Full-text (+49): Candanayika, Nayaka, Bhutanayika, Candarudrika, Kulanayika, Anunayika, Candogra, Naia, Candavati, Proshitabhartrika, Virahotkanthita, Vipralabdha, Aticanda, Vasakasajja, Gananayika, Pravatsyatpatika, Camunda, Pithanayika, Mugdha, Svakiya.
Search found 14 books and stories containing Nayika, Nāyikā; (plurals include: Nayikas, Nāyikās). You can also click to the full overview containing English textual excerpts.

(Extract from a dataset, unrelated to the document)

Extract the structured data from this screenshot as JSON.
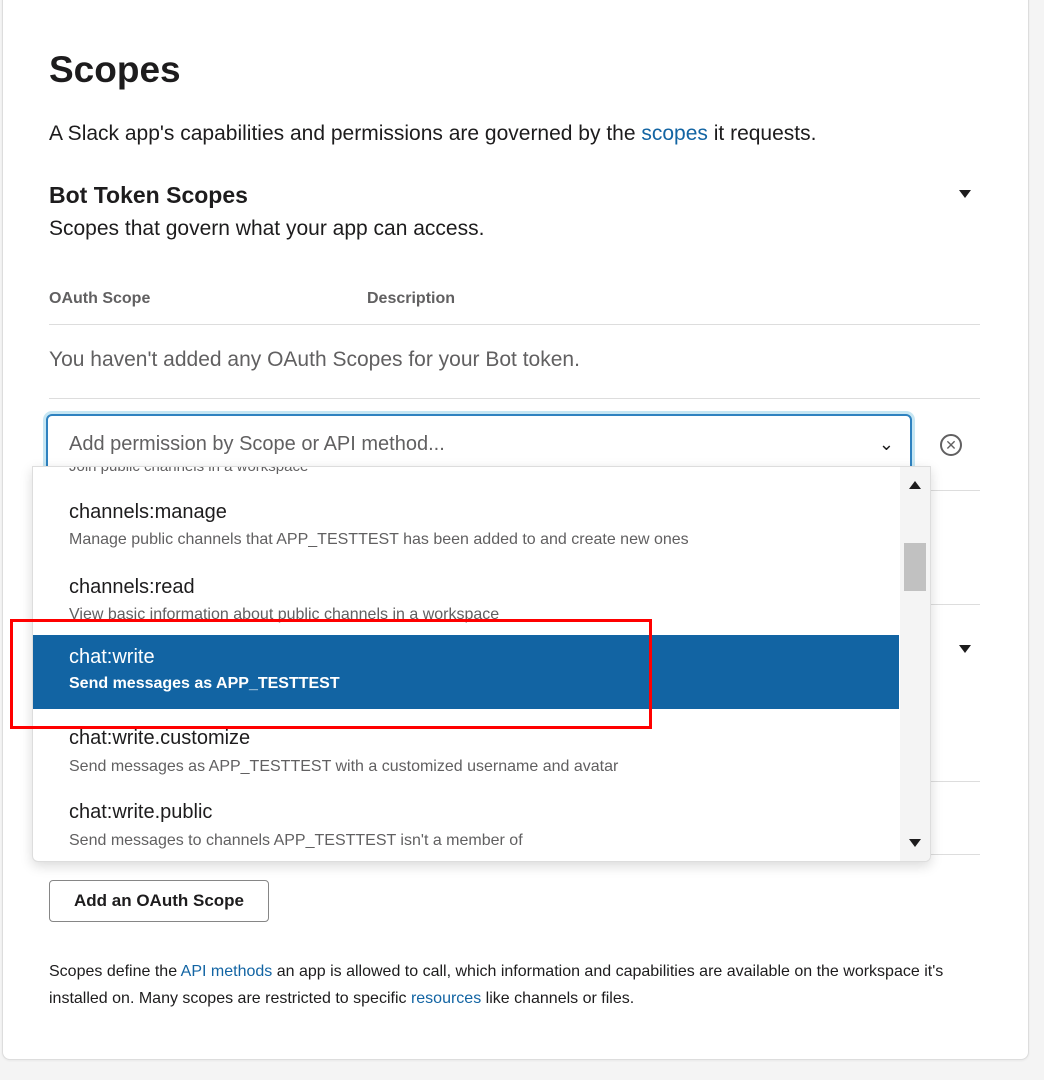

Below are direct links for the most relevant articles:
Studies in Rajput Painting < [July-August, 1929]
The Love-Laden < [October 1954]
Madhura Bhakti and Sufism < [October – December, 2004]
Bhajana-Rahasya (by Srila Bhaktivinoda Thakura Mahasaya)
Text 19 < [Chapter 8 - Aṣṭama-yāma-sādhana (Rātri-līlā–prema-bhajana sambhoga)]
Text 9 < [Chapter 8 - Aṣṭama-yāma-sādhana (Rātri-līlā–prema-bhajana sambhoga)]
Text 21 < [Chapter 8 - Aṣṭama-yāma-sādhana (Rātri-līlā–prema-bhajana sambhoga)]
Dasarupaka (critical study) (by Anuru Ranjan Mishra)
Part 2b - Justification of the title (Ubhayābhisārikā) [ubhaya-abhisārikā] < [Chapter 2 - Bhāṇa (critical study)]
Dhanañjaya on the hero and other characters < [Introduction]
Śrī Kṛṣṇa-vijaya (by Śrī Gunaraja Khan)
Malatimadhava (study) (by Jintu Moni Dutta)
Part 2b - The Title of the Play < [Chapter 1 - Introduction]
Part 2a - Mālatīmādhava as a Prakaraṇa < [Chapter 1 - Introduction]
Cidgaganacandrika (study) (by S. Mahalakshmi)
Verse 263-265 [Sādhakas surrender at Śakti’s feet] < [Chapter 4 - Fourth Vimarśa]